Problem details – When the listing has been read, print it out again in full, word for word.

BEGIN Available data

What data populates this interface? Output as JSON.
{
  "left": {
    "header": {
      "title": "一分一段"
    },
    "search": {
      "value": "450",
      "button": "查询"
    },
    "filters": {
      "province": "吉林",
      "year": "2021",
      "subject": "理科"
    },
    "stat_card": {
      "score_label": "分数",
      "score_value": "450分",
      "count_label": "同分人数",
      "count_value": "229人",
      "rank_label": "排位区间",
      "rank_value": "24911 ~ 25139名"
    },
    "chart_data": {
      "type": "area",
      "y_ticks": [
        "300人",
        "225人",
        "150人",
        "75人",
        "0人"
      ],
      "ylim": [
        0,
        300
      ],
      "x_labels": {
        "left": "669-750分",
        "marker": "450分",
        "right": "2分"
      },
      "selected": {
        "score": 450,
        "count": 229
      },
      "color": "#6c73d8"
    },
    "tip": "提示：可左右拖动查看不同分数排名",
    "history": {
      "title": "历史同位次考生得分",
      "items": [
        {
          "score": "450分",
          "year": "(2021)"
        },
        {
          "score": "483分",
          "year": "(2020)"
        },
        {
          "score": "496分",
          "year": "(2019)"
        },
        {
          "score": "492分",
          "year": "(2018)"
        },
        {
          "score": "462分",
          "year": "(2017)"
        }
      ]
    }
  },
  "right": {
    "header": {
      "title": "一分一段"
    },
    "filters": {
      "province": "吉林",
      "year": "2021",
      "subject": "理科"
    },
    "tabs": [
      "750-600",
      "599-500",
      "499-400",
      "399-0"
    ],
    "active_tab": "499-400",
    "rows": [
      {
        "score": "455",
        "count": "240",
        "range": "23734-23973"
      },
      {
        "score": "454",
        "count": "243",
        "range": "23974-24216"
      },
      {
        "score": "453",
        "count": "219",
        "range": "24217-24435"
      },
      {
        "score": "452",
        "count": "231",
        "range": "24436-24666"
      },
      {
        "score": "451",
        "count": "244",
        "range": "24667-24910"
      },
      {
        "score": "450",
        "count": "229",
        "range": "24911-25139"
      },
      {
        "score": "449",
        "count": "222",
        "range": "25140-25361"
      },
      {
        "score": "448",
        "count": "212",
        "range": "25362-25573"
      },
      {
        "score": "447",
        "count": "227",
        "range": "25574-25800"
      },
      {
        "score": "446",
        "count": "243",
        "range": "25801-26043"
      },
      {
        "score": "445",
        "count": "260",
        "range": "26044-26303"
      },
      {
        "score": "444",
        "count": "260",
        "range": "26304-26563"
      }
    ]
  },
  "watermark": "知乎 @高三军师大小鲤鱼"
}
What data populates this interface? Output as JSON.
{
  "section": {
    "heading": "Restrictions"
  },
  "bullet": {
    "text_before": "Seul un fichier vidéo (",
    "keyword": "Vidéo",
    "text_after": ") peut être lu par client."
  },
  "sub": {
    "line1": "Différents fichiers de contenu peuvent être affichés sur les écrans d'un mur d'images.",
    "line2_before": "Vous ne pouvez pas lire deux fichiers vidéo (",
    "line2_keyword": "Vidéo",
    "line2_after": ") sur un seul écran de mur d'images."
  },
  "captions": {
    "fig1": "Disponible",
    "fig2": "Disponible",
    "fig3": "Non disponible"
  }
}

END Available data

Solved exercise –
What data populates this interface? Output as JSON.
{
  "left": {
    "header": {
      "title": "一分一段"
    },
    "search": {
      "value": "450",
      "button": "查询"
    },
    "filters": {
      "province": "吉林",
      "year": "2021",
      "subject": "理科"
    },
    "stat_card": {
      "score_label": "分数",
      "score_value": "450分",
      "count_label": "同分人数",
      "count_value": "229人",
      "rank_label": "排位区间",
      "rank_value": "24911 ~ 25139名"
    },
    "chart_data": {
      "type": "area",
      "y_ticks": [
        "300人",
        "225人",
        "150人",
        "75人",
        "0人"
      ],
      "ylim": [
        0,
        300
      ],
      "x_labels": {
        "left": "669-750分",
        "marker": "450分",
        "right": "2分"
      },
      "selected": {
        "score": 450,
        "count": 229
      },
      "color": "#6c73d8"
    },
    "tip": "提示：可左右拖动查看不同分数排名",
    "history": {
      "title": "历史同位次考生得分",
      "items": [
        {
          "score": "450分",
          "year": "(2021)"
        },
        {
          "score": "483分",
          "year": "(2020)"
        },
        {
          "score": "496分",
          "year": "(2019)"
        },
        {
          "score": "492分",
          "year": "(2018)"
        },
        {
          "score": "462分",
          "year": "(2017)"
        }
      ]
    }
  },
  "right": {
    "header": {
      "title": "一分一段"
    },
    "filters": {
      "province": "吉林",
      "year": "2021",
      "subject": "理科"
    },
    "tabs": [
      "750-600",
      "599-500",
      "499-400",
      "399-0"
    ],
    "active_tab": "499-400",
    "rows": [
      {
        "score": "455",
        "count": "240",
        "range": "23734-23973"
      },
      {
        "score": "454",
        "count": "243",
        "range": "23974-24216"
      },
      {
        "score": "453",
        "count": "219",
        "range": "24217-24435"
      },
      {
        "score": "452",
        "count": "231",
        "range": "24436-24666"
      },
      {
        "score": "451",
        "count": "244",
        "range": "24667-24910"
      },
      {
        "score": "450",
        "count": "229",
        "range": "24911-25139"
      },
      {
        "score": "449",
        "count": "222",
        "range": "25140-25361"
      },
      {
        "score": "448",
        "count": "212",
        "range": "25362-25573"
      },
      {
        "score": "447",
        "count": "227",
        "range": "25574-25800"
      },
      {
        "score": "446",
        "count": "243",
        "range": "25801-26043"
      },
      {
        "score": "445",
        "count": "260",
        "range": "26044-26303"
      },
      {
        "score": "444",
        "count": "260",
        "range": "26304-26563"
      }
    ]
  },
  "watermark": "知乎 @高三军师大小鲤鱼"
}
What data populates this interface? Output as JSON.
{
  "section": {
    "heading": "Restrictions"
  },
  "bullet": {
    "text_before": "Seul un fichier vidéo (",
    "keyword": "Vidéo",
    "text_after": ") peut être lu par client."
  },
  "sub": {
    "line1": "Différents fichiers de contenu peuvent être affichés sur les écrans d'un mur d'images.",
    "line2_before": "Vous ne pouvez pas lire deux fichiers vidéo (",
    "line2_keyword": "Vidéo",
    "line2_after": ") sur un seul écran de mur d'images."
  },
  "captions": {
    "fig1": "Disponible",
    "fig2": "Disponible",
    "fig3": "Non disponible"
  }
}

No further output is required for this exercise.